Exercise – Positioning A Point

“There are essentially three classes of position: in the middle, a little off-centre, and close to the edge. Placing a point in the centre very rarely works, because of the staid nature it produces, although this is not the rule and you might justify it on the grounds of being unconventional.”

“Use the experience of those earlier projects: when you position a point in the frame, have a reason for placing it where you do.”

• The Art Of Photography (OCA course book), Part 2, Points, p.72

This exercise required 3 photographs with an obvious point of interest placed in different parts of the frame successively.

Photo 1

ISO400, 50mm, f/5, 1/160sec

ISO400, 50mm, f/5, 1/160sec

I positioned the wooden duck to the left-centre because the it gave a sense of the duck looking into the frame.

Photo 2

ISO400, 50mm, f/5, 1/125sec

ISO400, 50mm, f/5, 1/125sec

In this photo, the duck is positioned at the top-centre, aligned directly between the wet and dry patches on the floor, in an effort to balance the image.

Photo 3

ISO400, 50mm, f/5, 1/125sec

ISO400, 50mm, f/5, 1/125sec

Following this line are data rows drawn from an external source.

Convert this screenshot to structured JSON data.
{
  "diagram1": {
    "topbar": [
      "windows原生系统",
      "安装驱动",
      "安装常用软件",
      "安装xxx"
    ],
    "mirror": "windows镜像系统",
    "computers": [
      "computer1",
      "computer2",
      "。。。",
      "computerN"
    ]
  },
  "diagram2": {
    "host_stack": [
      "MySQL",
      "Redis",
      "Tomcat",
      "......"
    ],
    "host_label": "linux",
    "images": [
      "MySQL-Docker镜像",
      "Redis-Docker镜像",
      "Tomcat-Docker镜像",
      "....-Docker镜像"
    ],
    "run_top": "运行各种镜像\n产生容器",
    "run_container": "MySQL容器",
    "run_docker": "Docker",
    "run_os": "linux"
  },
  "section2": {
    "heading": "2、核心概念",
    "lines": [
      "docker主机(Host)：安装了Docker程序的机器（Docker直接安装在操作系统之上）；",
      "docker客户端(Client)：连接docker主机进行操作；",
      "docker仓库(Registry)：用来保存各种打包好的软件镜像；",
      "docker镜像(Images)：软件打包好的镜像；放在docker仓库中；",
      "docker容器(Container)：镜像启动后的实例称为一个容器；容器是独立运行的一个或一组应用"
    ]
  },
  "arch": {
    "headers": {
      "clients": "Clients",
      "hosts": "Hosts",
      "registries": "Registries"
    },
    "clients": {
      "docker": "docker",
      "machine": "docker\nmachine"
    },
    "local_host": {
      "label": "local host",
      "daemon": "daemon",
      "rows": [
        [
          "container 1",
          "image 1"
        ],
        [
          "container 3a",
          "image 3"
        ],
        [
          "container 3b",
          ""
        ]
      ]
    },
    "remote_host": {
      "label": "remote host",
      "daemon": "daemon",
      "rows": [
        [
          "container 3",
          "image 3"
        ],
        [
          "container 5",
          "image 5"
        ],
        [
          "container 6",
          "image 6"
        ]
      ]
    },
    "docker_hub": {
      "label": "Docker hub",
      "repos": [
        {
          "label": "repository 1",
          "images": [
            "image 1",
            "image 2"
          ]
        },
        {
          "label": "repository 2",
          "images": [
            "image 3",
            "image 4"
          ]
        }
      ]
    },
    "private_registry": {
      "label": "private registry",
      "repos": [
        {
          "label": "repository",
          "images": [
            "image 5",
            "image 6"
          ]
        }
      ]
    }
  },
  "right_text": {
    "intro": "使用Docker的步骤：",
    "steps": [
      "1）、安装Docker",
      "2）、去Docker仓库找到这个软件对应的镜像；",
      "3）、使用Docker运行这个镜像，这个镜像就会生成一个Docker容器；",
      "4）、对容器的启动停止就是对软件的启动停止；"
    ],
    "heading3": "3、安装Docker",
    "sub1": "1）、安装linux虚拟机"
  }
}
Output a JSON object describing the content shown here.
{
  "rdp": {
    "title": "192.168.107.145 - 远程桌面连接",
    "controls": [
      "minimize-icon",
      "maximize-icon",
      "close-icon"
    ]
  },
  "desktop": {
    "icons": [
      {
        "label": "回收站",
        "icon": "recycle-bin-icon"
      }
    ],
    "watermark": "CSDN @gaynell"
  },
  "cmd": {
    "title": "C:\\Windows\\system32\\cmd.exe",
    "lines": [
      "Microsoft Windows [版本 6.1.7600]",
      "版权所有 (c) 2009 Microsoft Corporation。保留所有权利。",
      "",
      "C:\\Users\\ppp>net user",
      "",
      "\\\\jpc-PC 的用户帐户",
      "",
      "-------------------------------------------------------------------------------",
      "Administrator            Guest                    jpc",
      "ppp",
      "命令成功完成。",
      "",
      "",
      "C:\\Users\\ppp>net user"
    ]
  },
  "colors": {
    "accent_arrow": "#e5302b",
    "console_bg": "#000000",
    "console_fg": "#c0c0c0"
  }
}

The positioning of the duck in this image is more an experiment with the framed space that surrounds it. It seems lost somehow, maybe even a little forlorn.